Just this past year, through the dedicated involvement of Juntos leaders, we were able to secure a huge victory in Norristown, PA to end the practice of local police working with ICE (Immigration and Customs Enforcement) at traffic checkpoints for driver’s licenses.  It was here that the intersections of deportations and identification were made glaringly apparent when we heard story after story of families torn apart because a family member was pulled over and, because of not having a driver’s license, then entered into deportation proceedings.  We have also had similar instances in Philadelphia of individuals who entered into deportation proceedings because on traffic stops or accidents.  Many times we have been witness to deportations starting because of interaction with local police and lack of identification.  There have been numerous cases of individuals who have been booked into custody for either having no ID or for showing their country of origin’s ID, which leads to questions pertaining to immigration status, even though the city of Philadelphia has a directive for police to not ask these questions.
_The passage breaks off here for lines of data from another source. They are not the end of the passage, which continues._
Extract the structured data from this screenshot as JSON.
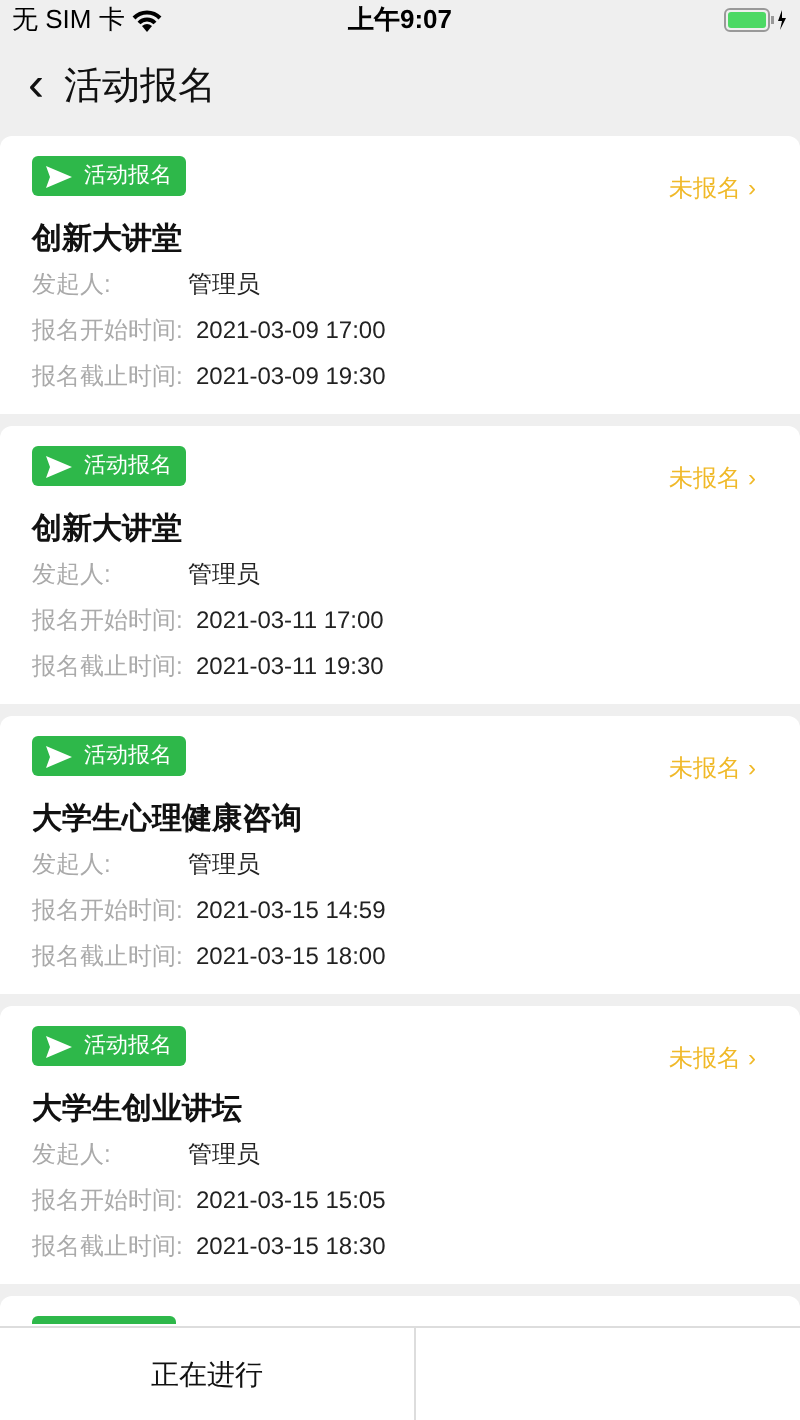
{
  "status_bar": {
    "carrier": "无 SIM 卡",
    "time": "上午9:07"
  },
  "header": {
    "back": "‹",
    "title": "活动报名"
  },
  "activities": [
    {
      "badge": "活动报名",
      "status": "未报名 ›",
      "title": "创新大讲堂",
      "organizer_label": "发起人:",
      "organizer": "管理员",
      "start_label": "报名开始时间:",
      "start": "2021-03-09 17:00",
      "end_label": "报名截止时间:",
      "end": "2021-03-09 19:30"
    },
    {
      "badge": "活动报名",
      "status": "未报名 ›",
      "title": "创新大讲堂",
      "organizer_label": "发起人:",
      "organizer": "管理员",
      "start_label": "报名开始时间:",
      "start": "2021-03-11 17:00",
      "end_label": "报名截止时间:",
      "end": "2021-03-11 19:30"
    },
    {
      "badge": "活动报名",
      "status": "未报名 ›",
      "title": "大学生心理健康咨询",
      "organizer_label": "发起人:",
      "organizer": "管理员",
      "start_label": "报名开始时间:",
      "start": "2021-03-15 14:59",
      "end_label": "报名截止时间:",
      "end": "2021-03-15 18:00"
    },
    {
      "badge": "活动报名",
      "status": "未报名 ›",
      "title": "大学生创业讲坛",
      "organizer_label": "发起人:",
      "organizer": "管理员",
      "start_label": "报名开始时间:",
      "start": "2021-03-15 15:05",
      "end_label": "报名截止时间:",
      "end": "2021-03-15 18:30"
    }
  ],
  "tabs": [
    {
      "label": "正在进行"
    }
  ]
}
That is why in Juntos we see the issue of addressing lack of local identification and driver’s licenses directly connected to the work we do to stop deportations just as much as we see the need for immigration reform policies that prioritizes ending the deportation machine and the ending of policies like Secure Communities and the voluntary practice of ICE holds that decimate our communities’ right to due process.

Several years ago, when thousands of immigrant Pennsylvanians were illegally stripped of their legally obtained driver’s licenses by Penndot, Juntos was there with the leaders who fought back.  Six of these brave individuals made it to the PA Supreme Court and fought back in a landmark case to keep their licenses; and won. Just this year state legislation was introduced, due to the diligent work of hundreds of leaders from across the state of Pennsylvania (from Philadelphia, Norristown, Easton, and Allentown to name a few) to pass an unmarked driver’s license in Pennsylvania.  Many other states have already passed similar legislation targeted at building trust between immigrant communities and different municipalities.  At the same time, a Municipal ID Bill was introduced in the city of Philadelphia that, if passed, will help thousands of Philadelphians, including young people, the elderly and immigrants, to access necessary & vital resources.
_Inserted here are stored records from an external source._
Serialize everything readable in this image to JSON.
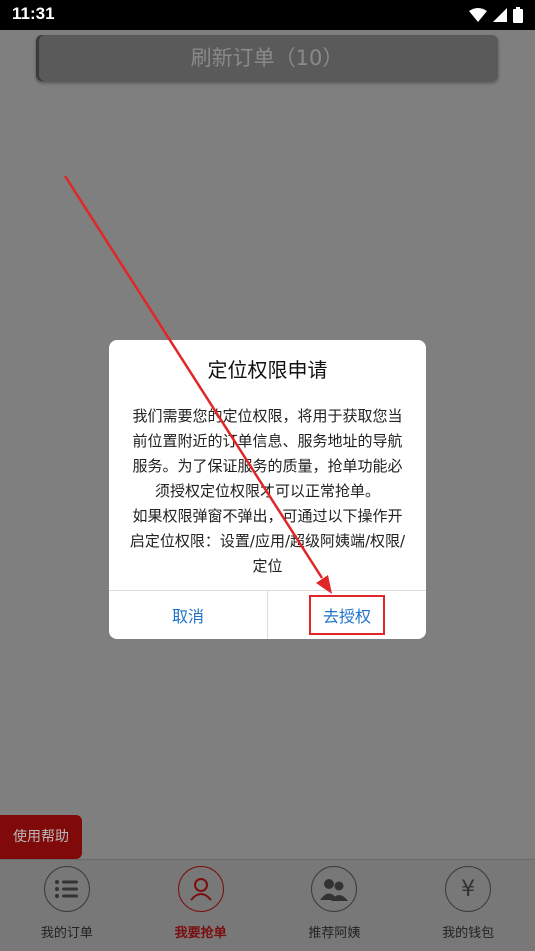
{
  "status_bar": {
    "time": "11:31"
  },
  "header": {
    "refresh_label": "刷新订单（10）"
  },
  "dialog": {
    "title": "定位权限申请",
    "body_lines": [
      "我们需要您的定位权限，将用于获取您当",
      "前位置附近的订单信息、服务地址的导航",
      "服务。为了保证服务的质量，抢单功能必",
      "须授权定位权限才可以正常抢单。",
      "如果权限弹窗不弹出，可通过以下操作开",
      "启定位权限：设置/应用/超级阿姨端/权限/",
      "定位"
    ],
    "cancel_label": "取消",
    "authorize_label": "去授权"
  },
  "help": {
    "label": "使用帮助"
  },
  "bottom_nav": {
    "items": [
      {
        "label": "我的订单",
        "icon": "list-icon",
        "active": false
      },
      {
        "label": "我要抢单",
        "icon": "person-icon",
        "active": true
      },
      {
        "label": "推荐阿姨",
        "icon": "people-icon",
        "active": false
      },
      {
        "label": "我的钱包",
        "icon": "yen-icon",
        "active": false
      }
    ],
    "yen_glyph": "¥"
  },
  "colors": {
    "overlay": "#7f7f7f",
    "accent_red": "#e1262a",
    "link_blue": "#1e73c8",
    "active_nav": "#7a0f0f"
  }
}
For all of these reasons, we stand in solidarity with all of the leaders who see the need to fight for our human right to remain with our families and our right to be here, in the place we call home. Juntos will continue to fight, just as we encourage all of our community to do so, on issues that our community deems as vital and important and to ending deportations by addressing the root causes of our struggle so we may live the lives we are all meant to live; dignified ones.

Join the #Free2Dream Campaign

Get your DreamPhoto taken this Wednesday and join the #Free2Dream Campaign

When: Wednesday, August 21st 5-9pm.
Where: Juntos’office, 2029 S. 8th St. Philadelphia, PA
Join us for the launch of the #Free2Dream campaign in support of the Pennsylvania Dream Act. Currently the PA Dream Act, which would allow all students access to in-state tuition rates at colleges and universities in PA regardless of immigration status, is in the State Education Committee. We need to let our elected officials know they MUST support college access for our youth by bringing up the PA Dream Act (SB 713) to a vote in the Education Committee NOW.The #Free2Dream campaign aims to demonstrate how much support the PA Dream Act has across the state and the need to act now to support our youth.Once again please join us in person this Wednesday, August 21st between 5-9pm at 2029 S8th st Philadelphia  to get your official Dream Photo taken!